Task to carry out: Locate each line below that includes "content" and reproduce it.

[Opening Dataset records section]

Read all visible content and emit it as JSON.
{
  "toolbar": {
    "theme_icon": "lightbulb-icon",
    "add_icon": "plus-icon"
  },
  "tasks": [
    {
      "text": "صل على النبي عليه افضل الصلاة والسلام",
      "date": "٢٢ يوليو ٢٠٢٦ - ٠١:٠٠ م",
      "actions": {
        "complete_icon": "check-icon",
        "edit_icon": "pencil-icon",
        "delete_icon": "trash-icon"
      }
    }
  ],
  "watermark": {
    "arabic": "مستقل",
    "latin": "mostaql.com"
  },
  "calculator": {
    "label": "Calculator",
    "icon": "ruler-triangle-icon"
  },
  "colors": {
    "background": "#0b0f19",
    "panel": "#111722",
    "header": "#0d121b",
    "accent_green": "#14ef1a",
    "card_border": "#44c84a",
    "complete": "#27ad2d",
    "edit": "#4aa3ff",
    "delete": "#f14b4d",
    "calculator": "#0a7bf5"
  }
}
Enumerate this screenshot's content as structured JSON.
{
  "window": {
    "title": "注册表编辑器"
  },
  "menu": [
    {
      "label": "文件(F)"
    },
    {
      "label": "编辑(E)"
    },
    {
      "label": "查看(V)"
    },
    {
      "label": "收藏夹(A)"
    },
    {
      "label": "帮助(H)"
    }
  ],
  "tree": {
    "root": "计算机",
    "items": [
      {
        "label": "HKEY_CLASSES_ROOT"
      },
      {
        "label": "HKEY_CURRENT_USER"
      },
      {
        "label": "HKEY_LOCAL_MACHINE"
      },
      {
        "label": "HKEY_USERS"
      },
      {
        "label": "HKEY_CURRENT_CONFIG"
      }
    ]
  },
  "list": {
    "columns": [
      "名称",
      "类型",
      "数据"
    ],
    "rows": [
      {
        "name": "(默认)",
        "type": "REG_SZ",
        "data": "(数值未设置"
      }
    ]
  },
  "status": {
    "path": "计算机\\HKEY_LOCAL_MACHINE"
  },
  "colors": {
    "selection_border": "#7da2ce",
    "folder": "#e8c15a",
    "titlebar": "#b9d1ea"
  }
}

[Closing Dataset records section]

Exercise solution:
Read all visible content and emit it as JSON.
Enumerate this screenshot's content as structured JSON.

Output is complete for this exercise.